• WHAT YOU HAVE TO DO:
Nothing but an exact reproduction of the records, pictures excluded, should be returned.

• RECORDED DATA:
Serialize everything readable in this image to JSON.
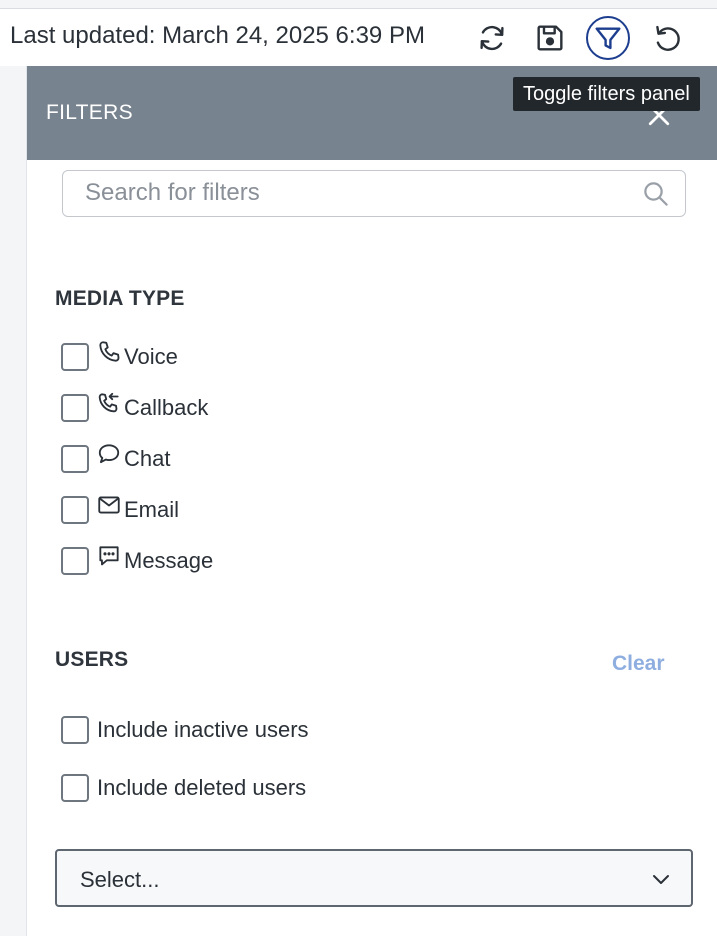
{
  "toolbar": {
    "last_updated": "Last updated: March 24, 2025 6:39 PM",
    "icons": [
      "refresh-icon",
      "save-icon",
      "filter-icon",
      "undo-icon"
    ],
    "tooltip": "Toggle filters panel"
  },
  "panel": {
    "title": "FILTERS",
    "search": {
      "placeholder": "Search for filters",
      "value": ""
    },
    "media_type": {
      "title": "MEDIA TYPE",
      "items": [
        {
          "label": "Voice",
          "icon": "phone-icon",
          "checked": false
        },
        {
          "label": "Callback",
          "icon": "callback-icon",
          "checked": false
        },
        {
          "label": "Chat",
          "icon": "chat-bubble-icon",
          "checked": false
        },
        {
          "label": "Email",
          "icon": "envelope-icon",
          "checked": false
        },
        {
          "label": "Message",
          "icon": "message-icon",
          "checked": false
        }
      ]
    },
    "users": {
      "title": "USERS",
      "clear_label": "Clear",
      "options": [
        {
          "label": "Include inactive users",
          "checked": false
        },
        {
          "label": "Include deleted users",
          "checked": false
        }
      ],
      "select_placeholder": "Select..."
    }
  },
  "colors": {
    "header_bg": "#77838f",
    "active_icon_ring": "#1d3d8f",
    "clear_link": "#8faee0",
    "tooltip_bg": "#22272c"
  }
}
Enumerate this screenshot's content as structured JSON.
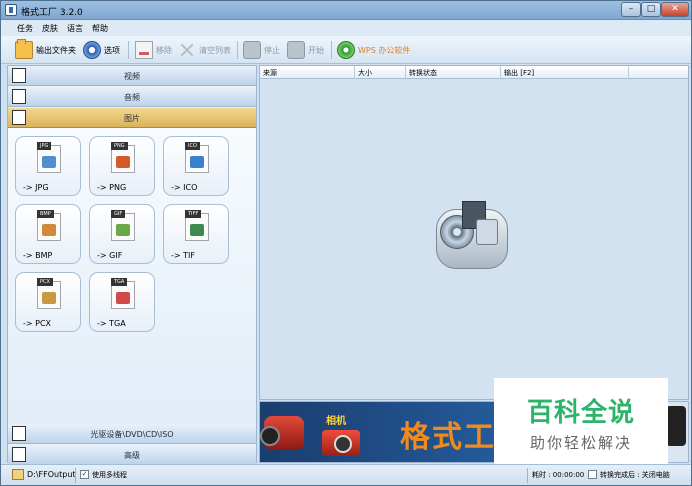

• EXERCISE RESULT:
Serialize everything readable in this image to JSON.
{
  "toolbar": {
    "last_updated": "Last updated: March 24, 2025 6:39 PM",
    "icons": [
      "refresh-icon",
      "save-icon",
      "filter-icon",
      "undo-icon"
    ],
    "tooltip": "Toggle filters panel"
  },
  "panel": {
    "title": "FILTERS",
    "search": {
      "placeholder": "Search for filters",
      "value": ""
    },
    "media_type": {
      "title": "MEDIA TYPE",
      "items": [
        {
          "label": "Voice",
          "icon": "phone-icon",
          "checked": false
        },
        {
          "label": "Callback",
          "icon": "callback-icon",
          "checked": false
        },
        {
          "label": "Chat",
          "icon": "chat-bubble-icon",
          "checked": false
        },
        {
          "label": "Email",
          "icon": "envelope-icon",
          "checked": false
        },
        {
          "label": "Message",
          "icon": "message-icon",
          "checked": false
        }
      ]
    },
    "users": {
      "title": "USERS",
      "clear_label": "Clear",
      "options": [
        {
          "label": "Include inactive users",
          "checked": false
        },
        {
          "label": "Include deleted users",
          "checked": false
        }
      ],
      "select_placeholder": "Select..."
    }
  },
  "colors": {
    "header_bg": "#77838f",
    "active_icon_ring": "#1d3d8f",
    "clear_link": "#8faee0",
    "tooltip_bg": "#22272c"
  }
}
Enumerate this screenshot's content as structured JSON.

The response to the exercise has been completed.